**SOURCE DATA**
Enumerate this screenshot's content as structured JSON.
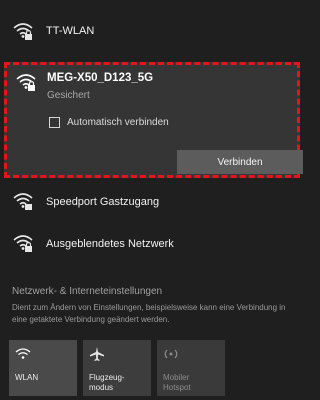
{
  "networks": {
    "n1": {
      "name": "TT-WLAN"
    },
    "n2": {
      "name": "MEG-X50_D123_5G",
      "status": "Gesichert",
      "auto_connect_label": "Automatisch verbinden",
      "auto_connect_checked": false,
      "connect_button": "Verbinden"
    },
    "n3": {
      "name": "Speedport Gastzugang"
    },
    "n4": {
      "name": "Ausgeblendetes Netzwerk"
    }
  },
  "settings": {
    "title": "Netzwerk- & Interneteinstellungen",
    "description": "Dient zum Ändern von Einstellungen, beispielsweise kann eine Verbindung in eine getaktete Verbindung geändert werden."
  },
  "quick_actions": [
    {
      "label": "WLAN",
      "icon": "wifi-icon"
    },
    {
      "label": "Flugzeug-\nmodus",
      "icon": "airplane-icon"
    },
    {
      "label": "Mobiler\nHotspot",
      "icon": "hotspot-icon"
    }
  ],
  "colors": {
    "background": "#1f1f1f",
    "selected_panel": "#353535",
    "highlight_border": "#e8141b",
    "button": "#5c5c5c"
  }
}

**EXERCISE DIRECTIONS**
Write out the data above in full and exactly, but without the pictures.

**TASK SOLUTION**
Enumerate this screenshot's content as structured JSON.
{
  "networks": {
    "n1": {
      "name": "TT-WLAN"
    },
    "n2": {
      "name": "MEG-X50_D123_5G",
      "status": "Gesichert",
      "auto_connect_label": "Automatisch verbinden",
      "auto_connect_checked": false,
      "connect_button": "Verbinden"
    },
    "n3": {
      "name": "Speedport Gastzugang"
    },
    "n4": {
      "name": "Ausgeblendetes Netzwerk"
    }
  },
  "settings": {
    "title": "Netzwerk- & Interneteinstellungen",
    "description": "Dient zum Ändern von Einstellungen, beispielsweise kann eine Verbindung in eine getaktete Verbindung geändert werden."
  },
  "quick_actions": [
    {
      "label": "WLAN",
      "icon": "wifi-icon"
    },
    {
      "label": "Flugzeug-\nmodus",
      "icon": "airplane-icon"
    },
    {
      "label": "Mobiler\nHotspot",
      "icon": "hotspot-icon"
    }
  ],
  "colors": {
    "background": "#1f1f1f",
    "selected_panel": "#353535",
    "highlight_border": "#e8141b",
    "button": "#5c5c5c"
  }
}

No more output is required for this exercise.